  5. ^ In isolation, Huis is pronounced [ɦœys].
  6. ^ "Geschiedenis van Huis Doorn". Is Geschiedenis (in Dutch). 7 January 2013. Retrieved 9 January 2022.
  7. ^ a b (in Dutch) Monumentnummer: 506961 - Huis Doorn, Rijksdienst voor het Cultureel Erfgoed. Retrieved on 9 April 2014.
  8. ^ "Masterplan Park Huis Doorn" (PDF). Rijksvastgoedbedrijf (in Dutch). 1 March 2015. p. 7. Retrieved 9 January 2022.
  9. ^ a b c d Michel Dutrieue. "De dagboeken van de Duitse keizer in Huis Doorn". Stretto (in Dutch). Retrieved 8 January 2022.
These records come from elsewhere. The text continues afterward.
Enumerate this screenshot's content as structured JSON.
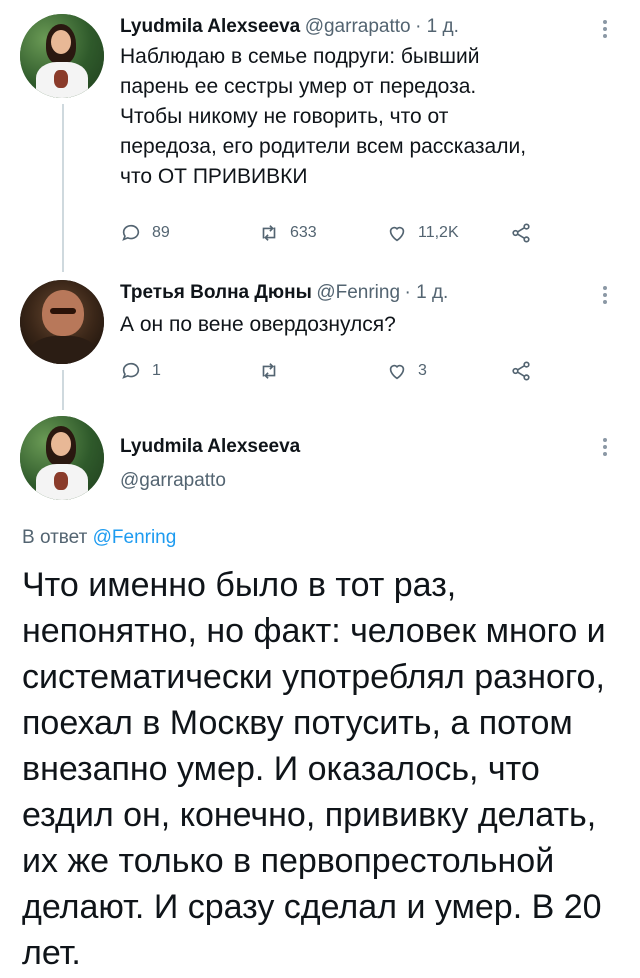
{
  "tweets": [
    {
      "author": "Lyudmila Alexseeva",
      "handle": "@garrapatto",
      "time": "1 д.",
      "text": "Наблюдаю в семье подруги: бывший\nпарень ее сестры умер от передоза.\nЧтобы никому не говорить, что от\nпередоза, его родители всем рассказали,\nчто ОТ ПРИВИВКИ",
      "replies": "89",
      "retweets": "633",
      "likes": "11,2K"
    },
    {
      "author": "Третья Волна Дюны",
      "handle": "@Fenring",
      "time": "1 д.",
      "text": "А он по вене овердознулся?",
      "replies": "1",
      "retweets": "",
      "likes": "3"
    }
  ],
  "main_tweet": {
    "author": "Lyudmila Alexseeva",
    "handle": "@garrapatto",
    "reply_prefix": "В ответ ",
    "reply_to": "@Fenring",
    "text": "Что именно было в тот раз, непонятно, но факт: человек много и систематически употреблял разного, поехал в Москву потусить, а потом внезапно умер. И оказалось, что ездил он, конечно, прививку делать, их же только в первопрестольной делают. И сразу сделал и умер. В 20 лет."
  },
  "colors": {
    "link": "#1d9bf0",
    "secondary_text": "#536471",
    "thread_line": "#cfd9de"
  }
}
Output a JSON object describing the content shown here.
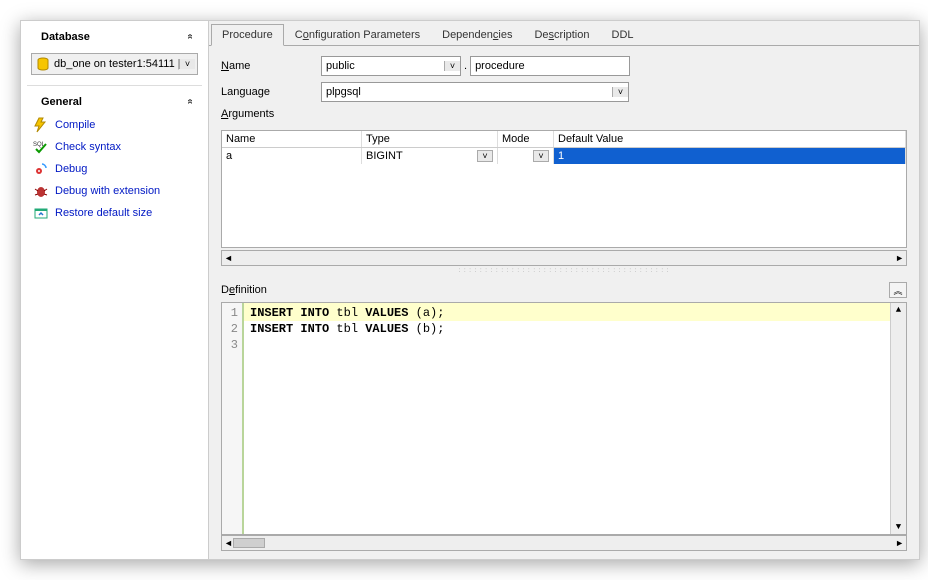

  10. ^ a b c d e "Huis Doorn en de Duitse keizer". Geschiedenis Beleven (in Dutch). 14 February 2012. Retrieved 8 January 2022.
  11. ^ "Huis Doorn". Eerste Wereld Oorlog. Retrieved 8 January 2022.
  12. ^ a b Piet den Blanken. "Germans Pay Honour at the Grave of Their Beloved Kaiser". Great War. Retrieved 9 January 2022.
  13. ^ "Ex-keizerin Augusta Victoria". De Tijd via Delpher.nl (in Dutch). 11 April 1921. Retrieved 8 January 2022.
  14. ^ Lundy, Darryl. "Hermine Prinzessin Reuss zu Greiz". The Peerage. Retrieved 9 October 2010.
  15. ^ a b c Kevin Prenger. "Heulen met Hitler in Huis Doorn". Historiek (in Dutch). Retrieved 8 January 2022.
  16. ^ a b "Hermann Göring bezoekt Huis Doorn". Dossier Wilhelm 2 (in Dutch). Retrieved 8 January 2022.
  17. ^ "De Bruiloft ten Doorn". Bataviaasch nieuwsblad (in Dutch). 5 May 1938. Retrieved 8 January 2022.
  18. ^ a b "Huis Doorn in de Tweede Wereldoorlog". Anticipate (in Dutch). Retrieved 8 January 2022.
  19. ^ "Mausoleum". Museum Huis Doorn. Retrieved 8 January 2022.
  20. ^ "The Kaiser's "Brutes with Jaws Measuring Half the Length of their…Bodies"". National Pure Bred Dog Day. 13 September 2019. Retrieved 8 January 2022.
  21. ^ "Brief van Eversheds inzake teruggave Huis Doorn_676995_scan".
  22. ^ Daniel Boffey (18 September 2018). "Dutch royal family step in to save former home of Kaiser Wilhelm II". The Guardian. Retrieved 8 January 2022.
  23. ^ "Renovatie Park". Huis Doorn (in Dutch). Retrieved 9 January 2022.
  24. ^ Mirjam Langelaar (4 April 2007). "Huis Doorn, toevluchtsoord voor Duitslands laatste keizer". Reformatorisch Dagblad (in Dutch). Retrieved 9 January 2022.
  25. ^ Jet Bussemaker (26 September 2014). "Brief van Eversheds inzake teruggave Huis Doorn" (in Dutch). Retrieved 9 January 2022.
  26. ^ "Brieven verschenen van familie Duitse keizer die Huis Doorn claimde". RTV Utrecht (in Dutch). 24 November 2020. Retrieved 9 January 2022.